Data about app and page elements
• • • • • • •

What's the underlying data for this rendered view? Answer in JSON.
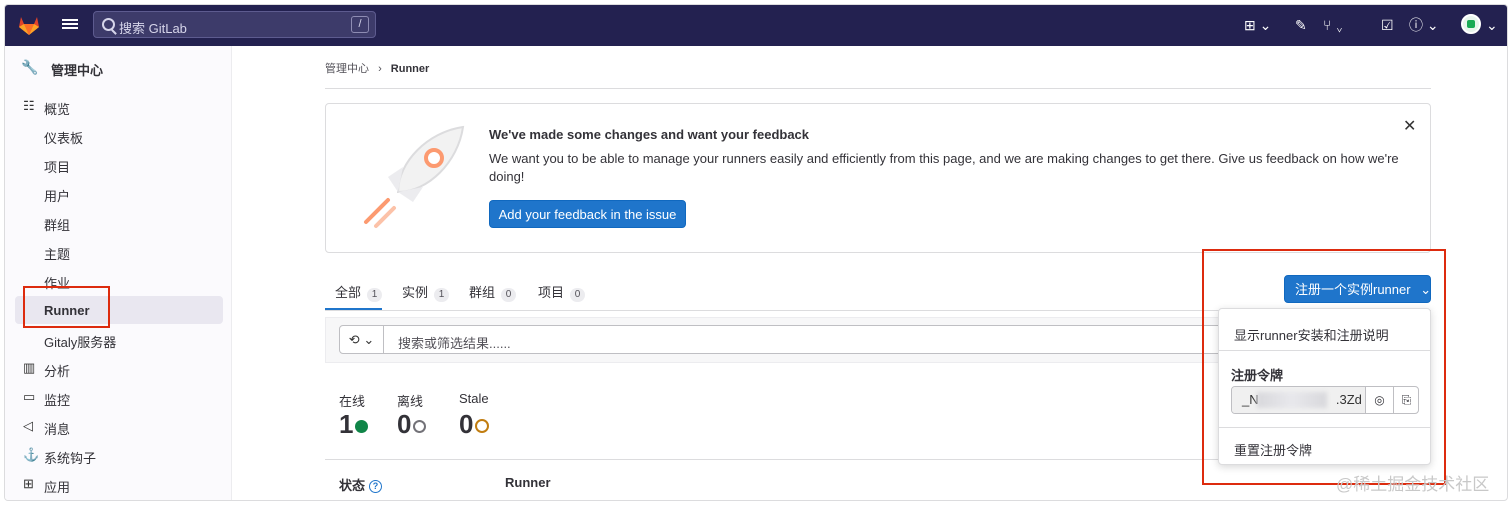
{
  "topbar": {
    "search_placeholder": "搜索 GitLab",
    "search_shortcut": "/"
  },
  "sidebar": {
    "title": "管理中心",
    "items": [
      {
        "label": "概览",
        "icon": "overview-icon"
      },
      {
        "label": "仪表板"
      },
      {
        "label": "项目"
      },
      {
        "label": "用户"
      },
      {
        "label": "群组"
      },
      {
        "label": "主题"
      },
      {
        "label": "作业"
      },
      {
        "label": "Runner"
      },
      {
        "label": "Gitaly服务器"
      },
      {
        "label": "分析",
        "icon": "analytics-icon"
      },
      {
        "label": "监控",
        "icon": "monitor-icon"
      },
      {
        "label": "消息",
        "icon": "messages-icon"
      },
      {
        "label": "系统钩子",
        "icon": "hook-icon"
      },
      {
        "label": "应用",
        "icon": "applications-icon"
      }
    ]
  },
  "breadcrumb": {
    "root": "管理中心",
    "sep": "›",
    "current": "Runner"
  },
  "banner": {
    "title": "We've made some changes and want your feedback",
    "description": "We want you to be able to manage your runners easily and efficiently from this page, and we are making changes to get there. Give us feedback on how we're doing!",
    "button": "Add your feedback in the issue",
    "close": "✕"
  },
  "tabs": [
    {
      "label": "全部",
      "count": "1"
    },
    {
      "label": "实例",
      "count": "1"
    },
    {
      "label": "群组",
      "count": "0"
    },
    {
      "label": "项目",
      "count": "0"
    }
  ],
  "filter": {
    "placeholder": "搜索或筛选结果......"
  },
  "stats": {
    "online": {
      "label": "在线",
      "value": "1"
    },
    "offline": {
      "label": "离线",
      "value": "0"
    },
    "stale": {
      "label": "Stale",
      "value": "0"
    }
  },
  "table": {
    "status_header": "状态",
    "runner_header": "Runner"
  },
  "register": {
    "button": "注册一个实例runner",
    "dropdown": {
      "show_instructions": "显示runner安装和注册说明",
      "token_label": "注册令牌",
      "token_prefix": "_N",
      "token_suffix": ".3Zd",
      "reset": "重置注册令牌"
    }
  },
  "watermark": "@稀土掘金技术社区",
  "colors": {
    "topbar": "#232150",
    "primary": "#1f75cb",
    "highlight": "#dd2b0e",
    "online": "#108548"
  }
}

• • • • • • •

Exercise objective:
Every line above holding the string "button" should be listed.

The answer:
    "button": "Add your feedback in the issue",
    "button": "注册一个实例runner",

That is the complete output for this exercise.